If this reflects your current situation you don’t need to bury your head in the sand about savings. You can get started, you just need to know what to do. Follow these steps to get your emergency fund started.
Set a goal
If you find saving hard, try setting yourself a goal first. Have a set figure in mind that you want to reach, then once you get there, move the goal again, set a higher figure and keep going. If working with numbers is not going to cut it for you, set something that you want to buy – think big like holidays, cars or houses or you can start small – think birthdays, day-trips or getting a new outfit. Having a goal in mind is going to make saving so much easier because you’ll see the money as having a specific use, rather than just being there as spare cash.
Create a habit
Saving is much easier when you don’t have to think about it. Start getting used to taking a portion of your earnings and putting it straight into a separate savings account as soon as you get paid. The easiest way to do this is to set up a standing order that automatically transfers money on a set date every month. This way you’ll not even have to remember to move money aside, but you will get used to living on a slightly smaller budget whilst your savings grow!

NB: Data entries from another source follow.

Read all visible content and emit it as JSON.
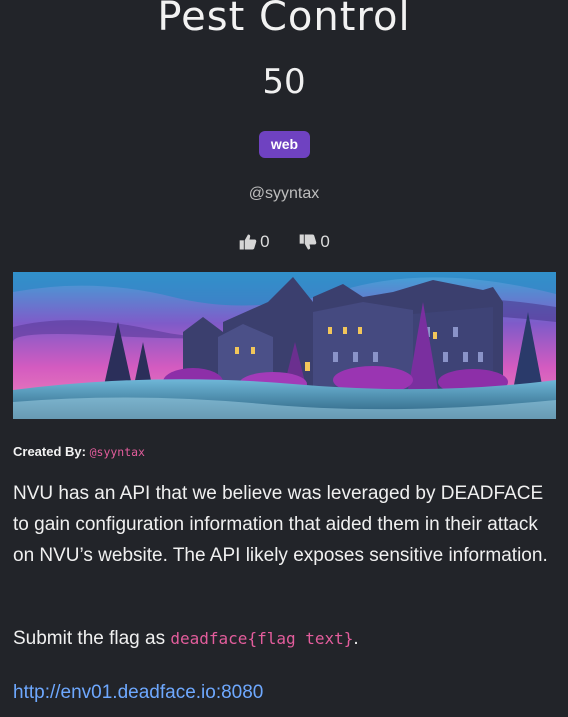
{
  "challenge": {
    "title": "Pest Control",
    "points": "50",
    "category": "web",
    "author_handle": "@syyntax",
    "likes": "0",
    "dislikes": "0"
  },
  "details": {
    "created_by_label": "Created By:",
    "created_by_handle": "@syyntax",
    "description": "NVU has an API that we believe was leveraged by DEADFACE to gain configuration information that aided them in their attack on NVU’s website. The API likely exposes sensitive information.",
    "submit_prefix": "Submit the flag as ",
    "flag_format": "deadface{flag text}",
    "submit_suffix": ".",
    "link": "http://env01.deadface.io:8080"
  },
  "icons": {
    "like": "thumbs-up-icon",
    "dislike": "thumbs-down-icon"
  },
  "colors": {
    "background": "#222429",
    "badge": "#6f42c1",
    "code": "#e35d9c",
    "link": "#6ea8fe"
  }
}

Keep an eye on it
Every so often have a look at your savings to see how they are growing. Seeing your progress is going to give you a great boost and hopefully help to keep you on the right track. It’s also good to check in on your savings so that you can re-evaluate what you’d like to use them for. Maybe you’d just like to keep going as you have been, but you could also split your savings so that you have a separate pot for different things. It might be a good idea to use some for a rainy day fund, some for retirement and some for smaller goals which can be used sooner.